> WORK ITEM: Which lines in the records below contain the word "Today"? Copy each one out.

> PROVIDED INFORMATION:
:::
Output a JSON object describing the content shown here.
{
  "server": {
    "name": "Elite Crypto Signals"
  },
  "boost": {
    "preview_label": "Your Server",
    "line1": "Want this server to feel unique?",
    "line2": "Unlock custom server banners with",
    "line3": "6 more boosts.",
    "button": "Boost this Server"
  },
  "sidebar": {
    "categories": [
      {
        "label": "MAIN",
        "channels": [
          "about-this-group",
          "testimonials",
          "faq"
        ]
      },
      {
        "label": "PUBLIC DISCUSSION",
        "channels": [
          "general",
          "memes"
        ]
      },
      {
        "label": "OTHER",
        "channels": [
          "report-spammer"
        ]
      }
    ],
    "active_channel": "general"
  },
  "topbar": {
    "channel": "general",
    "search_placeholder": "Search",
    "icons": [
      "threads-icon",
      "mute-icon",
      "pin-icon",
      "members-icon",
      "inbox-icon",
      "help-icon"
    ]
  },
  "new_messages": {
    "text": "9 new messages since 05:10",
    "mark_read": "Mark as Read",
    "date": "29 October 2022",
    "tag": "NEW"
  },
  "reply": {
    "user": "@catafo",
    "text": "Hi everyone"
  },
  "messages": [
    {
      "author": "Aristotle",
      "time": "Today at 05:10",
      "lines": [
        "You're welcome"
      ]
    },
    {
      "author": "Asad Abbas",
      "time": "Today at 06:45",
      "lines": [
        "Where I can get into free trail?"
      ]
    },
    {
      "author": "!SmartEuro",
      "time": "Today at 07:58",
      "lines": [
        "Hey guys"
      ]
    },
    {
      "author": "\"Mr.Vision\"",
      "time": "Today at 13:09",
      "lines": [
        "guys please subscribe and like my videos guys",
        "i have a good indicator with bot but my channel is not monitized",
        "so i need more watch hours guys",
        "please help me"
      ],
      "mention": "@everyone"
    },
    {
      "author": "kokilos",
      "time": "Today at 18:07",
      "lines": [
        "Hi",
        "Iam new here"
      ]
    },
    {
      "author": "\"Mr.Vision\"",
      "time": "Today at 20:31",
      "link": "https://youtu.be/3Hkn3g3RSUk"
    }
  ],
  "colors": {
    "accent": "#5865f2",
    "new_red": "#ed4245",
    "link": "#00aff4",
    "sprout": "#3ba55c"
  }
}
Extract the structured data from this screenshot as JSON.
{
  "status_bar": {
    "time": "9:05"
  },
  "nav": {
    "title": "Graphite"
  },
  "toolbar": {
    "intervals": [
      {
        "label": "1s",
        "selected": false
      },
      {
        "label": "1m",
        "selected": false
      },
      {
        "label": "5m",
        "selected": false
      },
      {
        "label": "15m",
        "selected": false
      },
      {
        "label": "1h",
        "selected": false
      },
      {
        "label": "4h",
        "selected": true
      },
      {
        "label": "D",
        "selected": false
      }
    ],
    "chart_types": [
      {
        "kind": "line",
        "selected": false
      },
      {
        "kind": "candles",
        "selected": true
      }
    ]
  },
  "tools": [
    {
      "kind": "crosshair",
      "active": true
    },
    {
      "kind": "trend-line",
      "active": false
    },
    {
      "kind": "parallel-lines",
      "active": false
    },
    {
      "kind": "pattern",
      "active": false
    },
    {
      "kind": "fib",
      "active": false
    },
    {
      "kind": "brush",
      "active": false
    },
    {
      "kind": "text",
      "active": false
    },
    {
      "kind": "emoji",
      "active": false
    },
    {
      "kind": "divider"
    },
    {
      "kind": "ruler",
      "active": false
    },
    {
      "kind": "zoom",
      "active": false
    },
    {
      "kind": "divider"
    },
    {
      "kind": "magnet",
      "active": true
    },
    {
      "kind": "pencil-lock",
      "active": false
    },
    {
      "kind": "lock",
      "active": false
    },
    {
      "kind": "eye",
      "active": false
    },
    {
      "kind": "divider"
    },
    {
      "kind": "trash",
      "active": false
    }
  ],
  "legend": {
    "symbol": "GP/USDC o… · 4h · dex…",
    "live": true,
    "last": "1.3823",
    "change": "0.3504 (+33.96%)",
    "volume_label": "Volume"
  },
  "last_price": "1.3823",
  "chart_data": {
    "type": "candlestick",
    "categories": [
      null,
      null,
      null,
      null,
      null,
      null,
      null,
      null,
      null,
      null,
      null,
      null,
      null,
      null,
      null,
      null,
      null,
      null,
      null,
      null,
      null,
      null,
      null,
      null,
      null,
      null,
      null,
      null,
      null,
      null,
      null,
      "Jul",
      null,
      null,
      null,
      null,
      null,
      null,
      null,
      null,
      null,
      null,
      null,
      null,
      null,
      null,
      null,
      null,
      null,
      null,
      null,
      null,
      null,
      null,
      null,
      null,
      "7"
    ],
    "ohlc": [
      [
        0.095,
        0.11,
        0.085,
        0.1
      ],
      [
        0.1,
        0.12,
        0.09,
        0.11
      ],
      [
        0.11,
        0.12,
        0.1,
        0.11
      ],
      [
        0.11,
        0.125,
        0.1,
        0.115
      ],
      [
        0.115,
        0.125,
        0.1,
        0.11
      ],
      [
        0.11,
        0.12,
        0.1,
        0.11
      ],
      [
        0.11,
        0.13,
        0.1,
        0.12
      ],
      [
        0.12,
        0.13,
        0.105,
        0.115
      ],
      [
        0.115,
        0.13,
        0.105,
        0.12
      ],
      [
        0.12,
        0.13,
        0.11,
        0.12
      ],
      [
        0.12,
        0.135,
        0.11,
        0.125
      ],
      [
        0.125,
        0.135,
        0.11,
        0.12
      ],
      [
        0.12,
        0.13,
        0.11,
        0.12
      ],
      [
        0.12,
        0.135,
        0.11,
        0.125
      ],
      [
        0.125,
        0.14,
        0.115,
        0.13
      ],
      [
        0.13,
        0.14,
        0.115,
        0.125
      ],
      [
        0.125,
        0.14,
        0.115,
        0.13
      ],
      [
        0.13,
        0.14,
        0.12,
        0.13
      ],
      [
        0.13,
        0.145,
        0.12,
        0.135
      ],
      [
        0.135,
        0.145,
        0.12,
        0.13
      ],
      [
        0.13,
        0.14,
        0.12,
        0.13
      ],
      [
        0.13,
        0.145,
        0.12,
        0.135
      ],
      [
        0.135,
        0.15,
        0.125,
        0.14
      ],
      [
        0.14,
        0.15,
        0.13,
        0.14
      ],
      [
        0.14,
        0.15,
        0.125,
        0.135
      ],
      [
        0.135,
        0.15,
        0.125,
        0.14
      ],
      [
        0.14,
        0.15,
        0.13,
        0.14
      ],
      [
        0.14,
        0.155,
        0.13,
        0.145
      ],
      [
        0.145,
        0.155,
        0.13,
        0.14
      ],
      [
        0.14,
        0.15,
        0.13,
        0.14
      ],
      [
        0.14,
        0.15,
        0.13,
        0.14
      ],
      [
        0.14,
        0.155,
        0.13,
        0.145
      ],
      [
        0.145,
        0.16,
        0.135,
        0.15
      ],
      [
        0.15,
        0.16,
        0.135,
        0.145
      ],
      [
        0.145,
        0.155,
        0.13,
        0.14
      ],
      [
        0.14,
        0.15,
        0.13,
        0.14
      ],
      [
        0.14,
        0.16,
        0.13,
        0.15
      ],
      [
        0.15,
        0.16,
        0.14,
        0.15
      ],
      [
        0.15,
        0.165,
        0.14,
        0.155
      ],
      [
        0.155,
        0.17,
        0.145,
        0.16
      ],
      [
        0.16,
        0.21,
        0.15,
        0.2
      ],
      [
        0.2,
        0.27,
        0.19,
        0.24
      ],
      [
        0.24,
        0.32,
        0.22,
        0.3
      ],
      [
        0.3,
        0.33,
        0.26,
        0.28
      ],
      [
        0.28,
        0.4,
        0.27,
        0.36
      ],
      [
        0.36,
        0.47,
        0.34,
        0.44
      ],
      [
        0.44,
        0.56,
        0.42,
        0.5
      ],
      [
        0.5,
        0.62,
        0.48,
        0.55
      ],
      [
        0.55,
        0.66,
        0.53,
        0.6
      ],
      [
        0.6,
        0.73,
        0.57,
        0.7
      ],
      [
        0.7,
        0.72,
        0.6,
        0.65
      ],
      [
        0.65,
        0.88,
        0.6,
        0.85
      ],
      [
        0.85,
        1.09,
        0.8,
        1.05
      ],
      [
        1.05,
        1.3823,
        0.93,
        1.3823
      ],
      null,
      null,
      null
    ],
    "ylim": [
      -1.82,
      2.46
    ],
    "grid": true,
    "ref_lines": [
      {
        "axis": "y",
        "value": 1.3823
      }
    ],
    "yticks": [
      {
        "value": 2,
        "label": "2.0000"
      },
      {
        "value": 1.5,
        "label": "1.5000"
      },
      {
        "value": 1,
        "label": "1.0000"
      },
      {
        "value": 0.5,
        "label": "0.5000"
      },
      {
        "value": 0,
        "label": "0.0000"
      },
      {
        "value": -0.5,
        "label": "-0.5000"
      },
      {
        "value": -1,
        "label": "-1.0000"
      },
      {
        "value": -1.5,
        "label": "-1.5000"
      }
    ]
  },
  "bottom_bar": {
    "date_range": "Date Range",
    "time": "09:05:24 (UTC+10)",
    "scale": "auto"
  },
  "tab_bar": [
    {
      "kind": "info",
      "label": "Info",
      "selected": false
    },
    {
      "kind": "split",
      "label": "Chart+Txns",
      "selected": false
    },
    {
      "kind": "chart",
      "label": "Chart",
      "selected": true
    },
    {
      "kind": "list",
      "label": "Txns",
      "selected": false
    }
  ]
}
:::
> THE ANSWER:
      "time": "Today at 05:10",
      "time": "Today at 06:45",
      "time": "Today at 07:58",
      "time": "Today at 13:09",
      "time": "Today at 18:07",
      "time": "Today at 20:31",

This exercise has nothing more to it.